Cruz, Clinton win Iowa in one of most competitive caucuses in history

On Feb. 1, 2016, the first votes of the 2016 Presidential election cycle were cast in the Iowa caucus. After more than six months of campaigning, Sen. Ted Cruz of Texas emerged victorious in the caucus on the Republican side, and Sec. Hillary Clinton edged out Sen. Bernie Sanders of Vermont on the Democratic side.

“I was surprised that Cruz won despite his reputation of not getting along well with Congress,” Lisa Hanser, seventh grade social studies teacher said.

Cruz won Iowa with 27.6 percent of the vote, 3.3 percent ahead of second place finisher Donald Trump, who finished with 24.3 percent.
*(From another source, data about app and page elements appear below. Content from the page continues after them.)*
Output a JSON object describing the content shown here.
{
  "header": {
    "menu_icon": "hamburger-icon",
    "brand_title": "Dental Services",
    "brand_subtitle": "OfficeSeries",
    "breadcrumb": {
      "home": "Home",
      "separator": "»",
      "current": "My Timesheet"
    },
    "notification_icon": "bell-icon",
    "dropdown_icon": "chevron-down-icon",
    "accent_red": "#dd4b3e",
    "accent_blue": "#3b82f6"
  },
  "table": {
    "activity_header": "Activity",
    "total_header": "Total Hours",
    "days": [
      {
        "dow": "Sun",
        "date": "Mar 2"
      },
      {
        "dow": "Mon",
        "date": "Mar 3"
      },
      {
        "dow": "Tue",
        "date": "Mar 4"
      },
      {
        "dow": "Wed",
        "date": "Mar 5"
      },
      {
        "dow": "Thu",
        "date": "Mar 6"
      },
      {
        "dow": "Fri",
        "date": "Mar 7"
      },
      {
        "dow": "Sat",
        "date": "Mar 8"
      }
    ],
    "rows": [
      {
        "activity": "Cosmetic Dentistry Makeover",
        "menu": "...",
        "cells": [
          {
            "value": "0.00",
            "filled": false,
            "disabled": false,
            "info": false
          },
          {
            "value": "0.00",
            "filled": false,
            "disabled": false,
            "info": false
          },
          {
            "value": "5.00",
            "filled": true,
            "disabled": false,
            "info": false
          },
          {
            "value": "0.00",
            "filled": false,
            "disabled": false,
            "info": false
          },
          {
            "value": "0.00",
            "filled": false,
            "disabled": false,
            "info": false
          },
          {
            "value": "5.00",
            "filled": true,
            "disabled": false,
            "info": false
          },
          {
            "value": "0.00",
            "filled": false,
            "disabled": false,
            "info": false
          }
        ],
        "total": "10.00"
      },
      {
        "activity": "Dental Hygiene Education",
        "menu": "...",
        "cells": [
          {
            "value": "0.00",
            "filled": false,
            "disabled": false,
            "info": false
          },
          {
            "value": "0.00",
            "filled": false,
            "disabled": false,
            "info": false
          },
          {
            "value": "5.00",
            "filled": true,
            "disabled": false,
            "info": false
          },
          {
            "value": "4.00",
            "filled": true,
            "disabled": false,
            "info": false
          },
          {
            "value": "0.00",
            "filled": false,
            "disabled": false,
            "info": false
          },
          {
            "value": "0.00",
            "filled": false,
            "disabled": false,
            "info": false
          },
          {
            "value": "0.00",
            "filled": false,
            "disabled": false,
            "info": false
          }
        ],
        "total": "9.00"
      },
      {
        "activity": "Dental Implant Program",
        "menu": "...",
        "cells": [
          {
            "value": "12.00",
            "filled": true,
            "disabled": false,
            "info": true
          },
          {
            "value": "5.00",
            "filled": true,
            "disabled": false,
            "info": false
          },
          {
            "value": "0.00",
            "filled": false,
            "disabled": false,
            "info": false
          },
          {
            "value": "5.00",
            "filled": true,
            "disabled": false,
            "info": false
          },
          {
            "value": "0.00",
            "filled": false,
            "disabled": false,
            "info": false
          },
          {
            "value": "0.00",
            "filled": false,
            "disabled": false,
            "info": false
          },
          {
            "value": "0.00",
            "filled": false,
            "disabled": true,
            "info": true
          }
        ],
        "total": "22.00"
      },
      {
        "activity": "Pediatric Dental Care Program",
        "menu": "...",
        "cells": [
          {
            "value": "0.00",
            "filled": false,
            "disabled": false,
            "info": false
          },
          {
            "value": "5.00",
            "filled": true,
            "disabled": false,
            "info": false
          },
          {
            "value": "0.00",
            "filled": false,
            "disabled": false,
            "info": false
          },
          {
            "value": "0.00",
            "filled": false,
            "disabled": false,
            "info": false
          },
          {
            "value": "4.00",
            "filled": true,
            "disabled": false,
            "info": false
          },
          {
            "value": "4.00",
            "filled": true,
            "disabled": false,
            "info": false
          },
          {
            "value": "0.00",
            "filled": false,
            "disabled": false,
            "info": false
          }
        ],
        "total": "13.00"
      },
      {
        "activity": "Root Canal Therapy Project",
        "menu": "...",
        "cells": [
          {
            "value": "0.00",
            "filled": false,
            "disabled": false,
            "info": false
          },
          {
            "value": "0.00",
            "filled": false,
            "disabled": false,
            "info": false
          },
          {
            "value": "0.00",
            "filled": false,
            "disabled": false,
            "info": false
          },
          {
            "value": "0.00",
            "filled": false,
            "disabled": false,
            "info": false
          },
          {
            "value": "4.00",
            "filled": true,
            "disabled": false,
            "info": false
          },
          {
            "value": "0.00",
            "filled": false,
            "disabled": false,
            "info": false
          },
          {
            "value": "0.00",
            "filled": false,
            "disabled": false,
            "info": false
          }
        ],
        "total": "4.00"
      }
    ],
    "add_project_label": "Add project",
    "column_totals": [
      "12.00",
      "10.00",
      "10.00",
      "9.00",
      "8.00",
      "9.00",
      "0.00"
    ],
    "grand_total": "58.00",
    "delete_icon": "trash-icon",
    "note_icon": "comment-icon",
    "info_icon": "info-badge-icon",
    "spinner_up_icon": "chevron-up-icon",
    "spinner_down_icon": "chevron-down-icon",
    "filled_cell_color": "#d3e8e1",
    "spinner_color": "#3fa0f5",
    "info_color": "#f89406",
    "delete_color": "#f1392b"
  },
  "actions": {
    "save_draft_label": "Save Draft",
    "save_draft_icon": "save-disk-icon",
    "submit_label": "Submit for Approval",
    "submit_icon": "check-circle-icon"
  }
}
As for the results of the Democratic caucus, Clinton, who finished with 49.6 percent, narrowly defeated Sanders, who finished with 49.3 percent

“On the Democratic side, I was surprised that it was as close as it was. I find it interesting that in a primary election for the President of the United States, there are delegates decided by a coin toss,” Hanser said.

Another result some viewed as surprising in the Republican field was Florida Sen. Marco Rubio’s strong performance, finishing in third place with 23.1 percent, only 1.2 percent behind Trump.

“For months they told us because we didn’t have the right endorsements or the right political connections, we had no chance,” Rubio said in his speech on the night of the caucus. “But tonight, here in Iowa, the people of this great state have sent a very clear message.”

Eight days after the Iowa caucus, the first primaries of the election cycle were held in New Hampshire. The results were clear relatively early on. With less than half of the precincts reporting, 24-hour news networks across the country called the Republican primary for Trump and the Democratic primary for Sanders. Both of them dominated the rest of the field in their party. Trump finished with 35.4 percent of the vote, nearly 20 percent higher than second place finisher, Ohio Gov. John Kasich, who ended with 15.7 percent As for Sanders, he finished with 60. 2 percent of the vote, 22 points ahead of Clinton, who finished with 38.2 percent.

“Together we have sent a message that will echo from Wall Street to Washington, from Maine to California,” Sanders said in his victory speech. “And that is that the government of our great country belongs to all of the people, and not just a handful of wealthy campaign contributors and their super PACs.”

On the Republican side, the competition started to get tighter for spots at the middle of the field. The margin between third place finisher Cruz and fifth place finisher Rubio was only 1.2 percent. Between Cruz and Rubio was former Florida Gov. Jeb Bush, brother of former Pres. George W. Bush and son of former Pres. George H.W. Bush.

“You have all reset the race,” Bush said to supporters on the night of the primary. “This campaign is not dead. We’re going to South Carolina.”

In polling conducted prior to the prior to the New Hampshire primary, Kasich was polling at an average of 13.5 percent, according to RealClearPolitics. His second place finish was considered a major victory for his campaign.

“We do not see this as just another campaign,” Kasich said. “We see this as just another opportunity for all of us, I mean all of us, to be involved in something that is bigger than our own lives.”